Task statement — Your answer should be every line from the records that contains "type".

Data records for software interfaces —
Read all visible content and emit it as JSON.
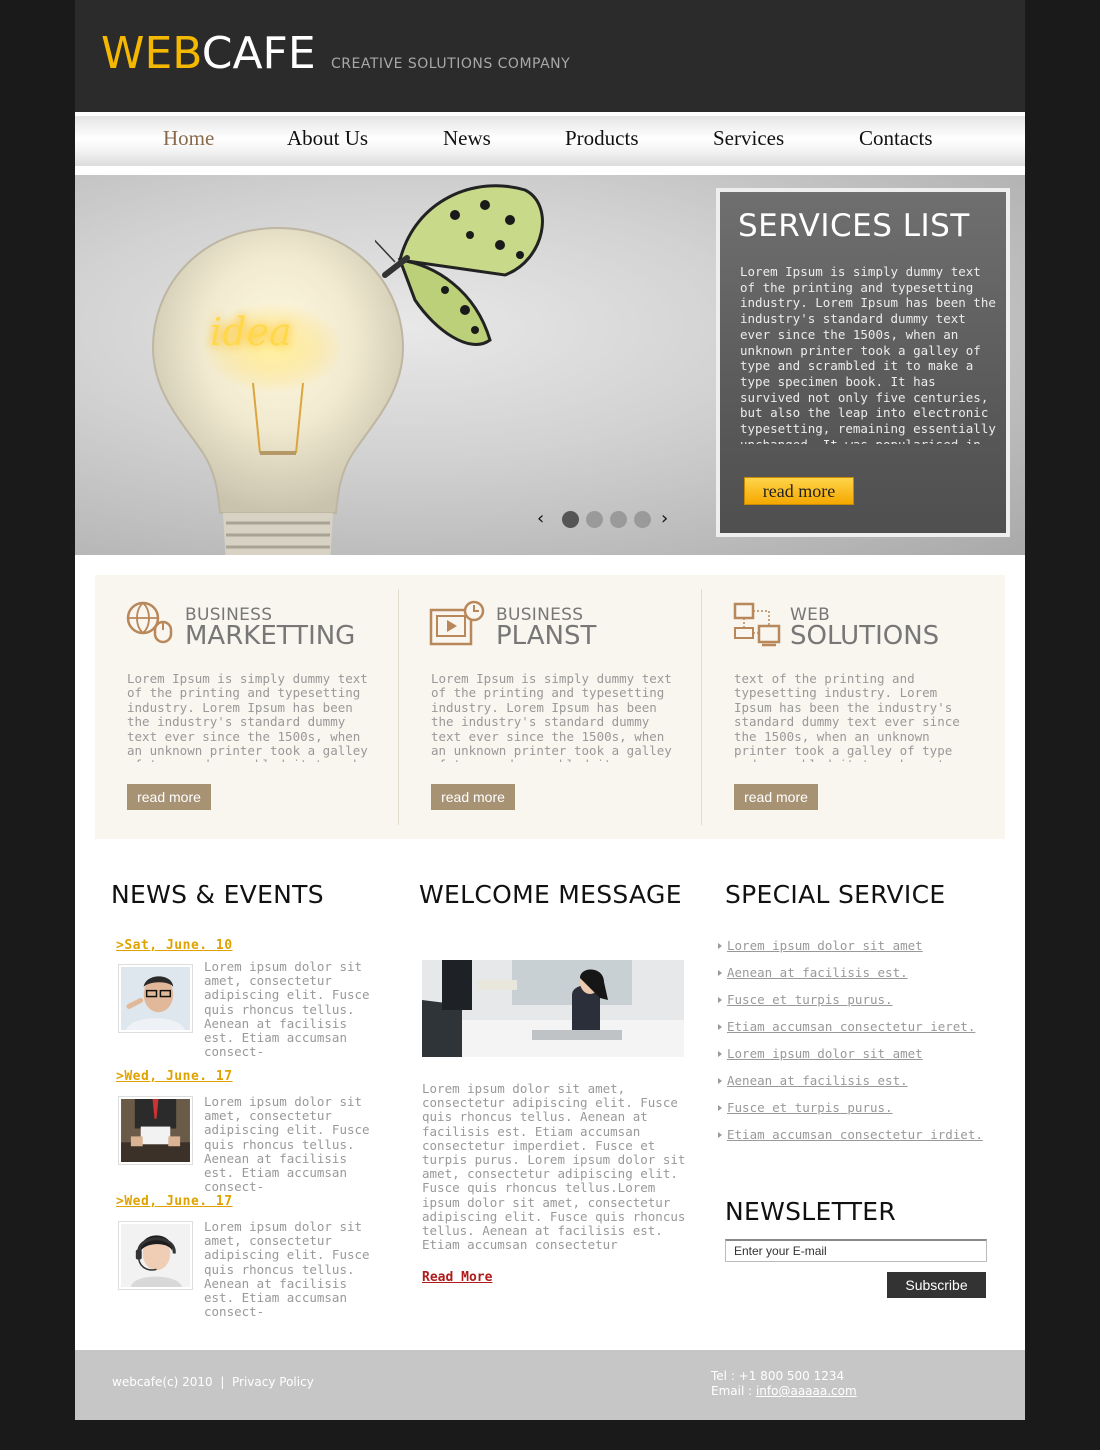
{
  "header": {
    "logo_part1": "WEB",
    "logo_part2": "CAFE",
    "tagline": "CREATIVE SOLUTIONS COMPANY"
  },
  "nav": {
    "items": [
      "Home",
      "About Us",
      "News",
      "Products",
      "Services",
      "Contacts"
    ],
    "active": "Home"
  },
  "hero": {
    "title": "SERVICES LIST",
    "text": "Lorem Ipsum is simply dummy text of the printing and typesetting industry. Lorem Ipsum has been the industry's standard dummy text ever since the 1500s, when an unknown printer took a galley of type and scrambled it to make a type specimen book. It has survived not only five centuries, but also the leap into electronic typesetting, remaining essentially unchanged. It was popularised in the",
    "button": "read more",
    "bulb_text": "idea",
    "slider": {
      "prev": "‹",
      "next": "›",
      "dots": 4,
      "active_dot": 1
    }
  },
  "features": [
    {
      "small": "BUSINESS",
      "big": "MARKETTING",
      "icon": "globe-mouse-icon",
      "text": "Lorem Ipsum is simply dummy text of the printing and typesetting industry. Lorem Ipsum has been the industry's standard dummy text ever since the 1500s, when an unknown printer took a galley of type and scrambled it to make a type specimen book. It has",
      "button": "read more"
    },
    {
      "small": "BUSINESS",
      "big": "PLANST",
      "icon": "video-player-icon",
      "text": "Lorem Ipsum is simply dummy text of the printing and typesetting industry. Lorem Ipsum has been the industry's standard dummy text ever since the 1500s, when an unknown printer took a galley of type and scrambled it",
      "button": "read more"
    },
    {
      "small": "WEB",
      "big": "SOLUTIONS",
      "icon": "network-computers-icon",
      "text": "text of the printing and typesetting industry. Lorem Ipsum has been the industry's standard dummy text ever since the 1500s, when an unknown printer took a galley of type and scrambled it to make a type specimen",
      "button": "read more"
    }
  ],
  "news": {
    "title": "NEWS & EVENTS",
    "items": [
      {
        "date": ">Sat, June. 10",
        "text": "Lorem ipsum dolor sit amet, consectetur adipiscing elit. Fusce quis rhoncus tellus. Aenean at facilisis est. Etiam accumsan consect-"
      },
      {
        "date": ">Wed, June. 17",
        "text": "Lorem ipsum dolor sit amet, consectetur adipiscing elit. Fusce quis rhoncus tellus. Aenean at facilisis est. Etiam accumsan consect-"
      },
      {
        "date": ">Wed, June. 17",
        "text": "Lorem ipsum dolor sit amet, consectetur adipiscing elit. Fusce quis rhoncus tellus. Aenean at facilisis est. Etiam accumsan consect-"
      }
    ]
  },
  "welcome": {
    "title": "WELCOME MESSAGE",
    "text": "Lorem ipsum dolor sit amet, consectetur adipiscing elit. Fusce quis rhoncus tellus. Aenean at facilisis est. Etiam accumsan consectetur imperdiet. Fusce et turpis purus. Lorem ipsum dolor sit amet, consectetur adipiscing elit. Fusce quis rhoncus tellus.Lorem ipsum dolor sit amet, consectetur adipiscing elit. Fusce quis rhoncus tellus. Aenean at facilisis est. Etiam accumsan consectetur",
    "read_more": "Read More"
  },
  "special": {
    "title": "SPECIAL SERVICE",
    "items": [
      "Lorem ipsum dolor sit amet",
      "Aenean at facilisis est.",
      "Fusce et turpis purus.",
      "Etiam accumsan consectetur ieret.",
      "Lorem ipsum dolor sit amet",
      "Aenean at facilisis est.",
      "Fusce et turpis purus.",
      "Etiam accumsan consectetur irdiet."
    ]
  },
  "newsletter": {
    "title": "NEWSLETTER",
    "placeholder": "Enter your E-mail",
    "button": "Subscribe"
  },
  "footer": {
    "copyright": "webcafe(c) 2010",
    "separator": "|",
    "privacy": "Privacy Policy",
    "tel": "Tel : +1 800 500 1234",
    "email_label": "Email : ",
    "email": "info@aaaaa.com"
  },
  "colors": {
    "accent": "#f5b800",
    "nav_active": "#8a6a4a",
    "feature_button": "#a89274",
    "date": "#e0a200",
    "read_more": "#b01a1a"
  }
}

Exercise response —
    "text": "Lorem Ipsum is simply dummy text of the printing and typesetting industry. Lorem Ipsum has been the industry's standard dummy text ever since the 1500s, when an unknown printer took a galley of type and scrambled it to make a type specimen book. It has survived not only five centuries, but also the leap into electronic typesetting, remaining essentially unchanged. It was popularised in the",
      "text": "Lorem Ipsum is simply dummy text of the printing and typesetting industry. Lorem Ipsum has been the industry's standard dummy text ever since the 1500s, when an unknown printer took a galley of type and scrambled it to make a type specimen book. It has",
      "text": "Lorem Ipsum is simply dummy text of the printing and typesetting industry. Lorem Ipsum has been the industry's standard dummy text ever since the 1500s, when an unknown printer took a galley of type and scrambled it",
      "text": "text of the printing and typesetting industry. Lorem Ipsum has been the industry's standard dummy text ever since the 1500s, when an unknown printer took a galley of type and scrambled it to make a type specimen",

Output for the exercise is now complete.